5 LGBTQ+ Artists to Know This Pride Month
June marks Pride Month, an annual celebration of LGBTQ+ individuals, history, and culture. Visibility is an ongoing challenge for LGBTQ+ individuals, especially in traditional sectors like the auction world. This Pride Month, Auction Daily profiles five contemporary LGBTQ+ artists to watch.
Photographer and documentarian Zanele Muholi describes themself as a “visual activist” rather than an artist. Born, raised, and based in South Africa, Muholi has built their career on celebrating the lives of lesbian, gay, transgender, and intersex individuals. They deliberately emphasize the humanity, beauty, and strength of their participants. Muholi aims to build a more positive and inclusive representation of LGBTQ+ Africans.
“To think that people are being recognized and respected and have been given a space to be themselves— it heals. For too long, people have been ignored and disrespected,” Muholi told TIME. “The archive means we are counted in history.”
Zanele Muholi’s work began to spread internationally after they exhibited at Documenta in 2012. Since then, their stark photographs have climbed in price at auction. Zodwa, Paris from Somnyama Ngonyama notably achieved GBP 35,000 (USD 44,600) with Phillips in 2020. In recent years, Muholi prints have consistently sold for $25,000 and above.
Baltimore-based visual artist Amani Lewis creates vibrant mixed media paintings that present new subjects in the field of portraiture.

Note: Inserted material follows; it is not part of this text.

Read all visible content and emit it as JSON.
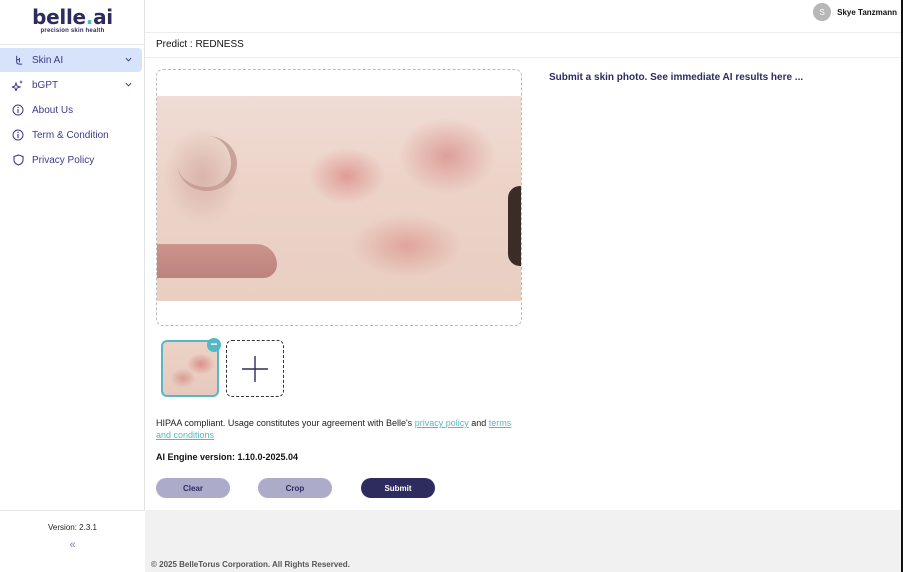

Their work champions social change and brings untold stories to light. Lewis’ work is saturated in color, layering materials and textures to achieve a dizzying effect. Like many contemporary LGBTQ+ artists, Lewis also centers social justice. They give a portion of their sale proceeds to their sitters, and they intentionally uplift Black and queer communities.
At auction, Amani Lewis built a loyal following over the last few years. Phillips has played a sizable role in bringing Lewis’ work to an international audience. Their auction record currently rests at GBP 94,500 (USD 125,000) after Phillips sold For Angela and her kin…in the garden (NITT edition) in March of 2022.
Situated at the intersection of multiple identities, contemporary American artist Christina Quarles is no stranger to ambiguity. She identifies as “a fat queer woman born to a white mother and a Black father,” someone who resides along multiple social boundaries. “I hope to make paintings that are a refuge for those of us who experience ambiguity on a daily basis and as a means to unlock the potential for ambiguity within those who have never had cause to question their own identity position,” Quarles told Artsy in 2019.
Christina Quarles’ work shows hazy human forms in unusual positions— bent into Cubist angles or impossibly intertwined with other figures. Her rise to fame began in 2017, followed by a slightly later entrance to the auction market. Most recently, Quarles’ work achieved a new record at auction. Sotheby’s sold Night Fell Upon Us Up On Us for USD 4,527,000 against an $800,000 high estimate in May of 2022.
Among contemporary LGBTQ+ artists, Julie Mehretu boasts a longer history than most. She has been active since the late 1990s, slowly gathering acclaim in the decades that followed. Mehretu is now a renowned visual artist and explorer of sociopolitical themes. The Ethiopian American artist creates layered works that explore how change affects the texture of a place. Power, also, defines Mehretu’s work. “I don’t think of architectural language as just a metaphor about space, but about spaces of power, about ideas of power,” she has stated.
At auction, Julie Mehretu’s work typically sells for $100,000 or above. Retopistics: A Renegade Excavation from 2001 currently holds the artist’s auction record. Christie’s auctioned the ink and acrylic piece for USD 4,603,750 in 2013. Her market has held steady in the years since, and Mehretu’s rise shows no signs of slowing.
LGBTQ+ artist Salman Toor started to attract headlines before his Whitney Museum of American Art solo show in late 2020. His dreamy paintings of queer life especially resonated during several years of pandemic isolation. Intimacy— in all its forms— is a central theme of Toor’s work. The queer figures in his paintings inhabit a world of their own. This is intentional. Born and raised in Lahore, Pakistan before emigrating to the United States, Toor used art as an escape starting at a young age.
“In a childhood that was otherwise filled with strange looks from elders and bullies at school, drawing was a way of inhabiting and claiming the empowerment and sensuality of my imaginary subjects,” Toor told Galerie in 2020.
Salman Toor’s auction market has exploded in recent years. Phillips established the artist’s auction record in 2021 when Girl with Driver achieved HKD 6,905,000 (USD 889,800). Prices for his paintings have routinely exceeded USD 800,000 in 2022. On June 30, 2022, Phillips will offer Toor’s Three Men with Trays painting during the 20th Century & Contemporary Art Evening Sale in London. It may fetch up to GBP 350,000 (USD 429,000).
Last year, Auction Daily explored the many celebrations of Pride Month 2021 in the auction industry.